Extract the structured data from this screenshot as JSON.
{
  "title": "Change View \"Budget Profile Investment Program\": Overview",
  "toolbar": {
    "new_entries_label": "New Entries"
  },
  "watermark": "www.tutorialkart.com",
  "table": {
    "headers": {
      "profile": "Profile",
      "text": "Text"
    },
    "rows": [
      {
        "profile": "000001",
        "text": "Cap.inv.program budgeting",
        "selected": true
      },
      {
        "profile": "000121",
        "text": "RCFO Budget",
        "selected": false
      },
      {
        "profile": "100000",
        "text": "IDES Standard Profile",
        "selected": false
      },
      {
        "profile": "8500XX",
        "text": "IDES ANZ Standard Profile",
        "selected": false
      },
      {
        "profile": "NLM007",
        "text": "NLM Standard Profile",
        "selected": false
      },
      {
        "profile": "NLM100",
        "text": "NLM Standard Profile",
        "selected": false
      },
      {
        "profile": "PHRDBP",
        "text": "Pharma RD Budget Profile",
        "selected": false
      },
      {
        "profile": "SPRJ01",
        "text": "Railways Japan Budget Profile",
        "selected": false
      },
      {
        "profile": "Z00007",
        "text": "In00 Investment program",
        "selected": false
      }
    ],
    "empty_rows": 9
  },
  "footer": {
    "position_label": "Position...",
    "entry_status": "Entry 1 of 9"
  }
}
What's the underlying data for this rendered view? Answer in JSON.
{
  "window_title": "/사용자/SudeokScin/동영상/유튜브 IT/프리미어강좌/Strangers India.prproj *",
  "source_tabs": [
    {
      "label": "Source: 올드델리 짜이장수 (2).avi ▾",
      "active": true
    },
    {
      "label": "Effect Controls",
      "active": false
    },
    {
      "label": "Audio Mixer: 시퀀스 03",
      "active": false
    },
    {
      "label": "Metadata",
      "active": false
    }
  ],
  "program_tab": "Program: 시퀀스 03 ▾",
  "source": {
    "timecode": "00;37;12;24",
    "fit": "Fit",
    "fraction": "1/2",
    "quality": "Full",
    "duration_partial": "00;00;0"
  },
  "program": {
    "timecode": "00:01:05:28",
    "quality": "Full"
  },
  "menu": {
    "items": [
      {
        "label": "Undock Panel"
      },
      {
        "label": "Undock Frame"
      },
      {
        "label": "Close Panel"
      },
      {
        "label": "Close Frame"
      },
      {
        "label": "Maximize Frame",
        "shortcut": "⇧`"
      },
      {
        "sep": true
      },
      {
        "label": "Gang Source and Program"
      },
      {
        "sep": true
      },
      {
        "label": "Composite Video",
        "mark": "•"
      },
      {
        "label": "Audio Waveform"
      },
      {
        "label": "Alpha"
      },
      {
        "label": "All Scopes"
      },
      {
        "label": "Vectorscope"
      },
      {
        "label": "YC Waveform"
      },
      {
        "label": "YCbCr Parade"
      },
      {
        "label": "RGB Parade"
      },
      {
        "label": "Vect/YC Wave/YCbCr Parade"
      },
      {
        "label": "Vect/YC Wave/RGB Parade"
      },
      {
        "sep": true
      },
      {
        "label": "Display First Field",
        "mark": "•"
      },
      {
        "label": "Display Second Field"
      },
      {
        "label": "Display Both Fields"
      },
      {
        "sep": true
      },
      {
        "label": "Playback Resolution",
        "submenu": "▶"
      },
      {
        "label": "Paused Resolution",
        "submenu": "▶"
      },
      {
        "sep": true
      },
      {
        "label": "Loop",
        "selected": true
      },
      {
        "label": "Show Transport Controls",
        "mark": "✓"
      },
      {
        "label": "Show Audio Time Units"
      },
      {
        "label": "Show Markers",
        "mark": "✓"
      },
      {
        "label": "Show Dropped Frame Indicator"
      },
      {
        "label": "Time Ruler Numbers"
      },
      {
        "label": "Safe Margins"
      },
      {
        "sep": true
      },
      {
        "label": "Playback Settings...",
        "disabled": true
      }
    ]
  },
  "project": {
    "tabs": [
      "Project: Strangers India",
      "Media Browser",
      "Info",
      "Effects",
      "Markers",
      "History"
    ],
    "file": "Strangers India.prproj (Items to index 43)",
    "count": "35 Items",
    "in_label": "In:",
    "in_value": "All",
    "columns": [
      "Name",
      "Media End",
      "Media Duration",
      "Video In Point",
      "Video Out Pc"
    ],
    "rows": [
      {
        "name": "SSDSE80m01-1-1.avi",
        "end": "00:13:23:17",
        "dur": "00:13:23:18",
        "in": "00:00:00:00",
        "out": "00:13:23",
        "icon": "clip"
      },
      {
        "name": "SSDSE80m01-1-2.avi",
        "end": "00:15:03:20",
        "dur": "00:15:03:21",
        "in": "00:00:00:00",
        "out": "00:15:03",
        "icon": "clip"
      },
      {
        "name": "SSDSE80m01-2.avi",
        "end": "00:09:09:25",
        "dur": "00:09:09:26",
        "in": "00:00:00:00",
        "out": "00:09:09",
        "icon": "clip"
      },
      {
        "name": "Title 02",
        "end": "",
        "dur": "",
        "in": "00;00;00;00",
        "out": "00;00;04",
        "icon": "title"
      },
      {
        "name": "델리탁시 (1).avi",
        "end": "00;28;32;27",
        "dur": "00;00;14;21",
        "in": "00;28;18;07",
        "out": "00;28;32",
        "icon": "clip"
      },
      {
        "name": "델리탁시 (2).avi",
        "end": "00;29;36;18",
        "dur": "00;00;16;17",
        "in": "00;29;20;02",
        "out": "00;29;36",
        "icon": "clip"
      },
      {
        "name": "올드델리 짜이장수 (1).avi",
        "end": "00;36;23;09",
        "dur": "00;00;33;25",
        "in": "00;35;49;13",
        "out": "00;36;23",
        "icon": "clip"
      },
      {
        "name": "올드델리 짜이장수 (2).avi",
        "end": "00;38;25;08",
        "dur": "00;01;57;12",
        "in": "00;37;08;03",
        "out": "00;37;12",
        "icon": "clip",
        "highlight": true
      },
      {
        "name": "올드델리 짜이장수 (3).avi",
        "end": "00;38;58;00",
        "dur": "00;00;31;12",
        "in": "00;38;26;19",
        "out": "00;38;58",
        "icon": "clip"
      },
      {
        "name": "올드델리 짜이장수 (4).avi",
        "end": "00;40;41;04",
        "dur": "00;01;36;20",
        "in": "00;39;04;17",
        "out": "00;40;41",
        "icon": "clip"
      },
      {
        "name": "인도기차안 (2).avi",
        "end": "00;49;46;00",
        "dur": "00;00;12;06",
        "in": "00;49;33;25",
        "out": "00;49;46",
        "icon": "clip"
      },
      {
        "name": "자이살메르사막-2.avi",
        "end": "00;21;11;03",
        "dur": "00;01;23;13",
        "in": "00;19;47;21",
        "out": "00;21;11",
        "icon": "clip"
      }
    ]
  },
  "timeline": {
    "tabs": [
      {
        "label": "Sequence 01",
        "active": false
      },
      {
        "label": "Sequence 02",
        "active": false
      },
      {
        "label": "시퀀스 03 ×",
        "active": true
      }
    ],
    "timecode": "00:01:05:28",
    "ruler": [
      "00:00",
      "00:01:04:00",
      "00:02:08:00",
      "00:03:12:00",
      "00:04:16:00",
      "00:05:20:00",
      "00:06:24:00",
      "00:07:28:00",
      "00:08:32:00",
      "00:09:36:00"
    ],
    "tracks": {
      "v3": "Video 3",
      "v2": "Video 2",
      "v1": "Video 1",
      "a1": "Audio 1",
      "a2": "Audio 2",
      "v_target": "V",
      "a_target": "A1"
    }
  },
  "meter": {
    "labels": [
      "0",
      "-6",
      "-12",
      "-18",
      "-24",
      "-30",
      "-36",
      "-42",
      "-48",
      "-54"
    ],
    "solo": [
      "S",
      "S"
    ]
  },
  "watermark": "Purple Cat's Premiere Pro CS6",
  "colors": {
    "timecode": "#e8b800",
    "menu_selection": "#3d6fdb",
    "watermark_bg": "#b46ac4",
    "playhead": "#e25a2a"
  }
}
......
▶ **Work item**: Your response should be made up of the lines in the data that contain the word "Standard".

▶ **Task response**:
        "text": "IDES Standard Profile",
        "text": "IDES ANZ Standard Profile",
        "text": "NLM Standard Profile",
        "text": "NLM Standard Profile",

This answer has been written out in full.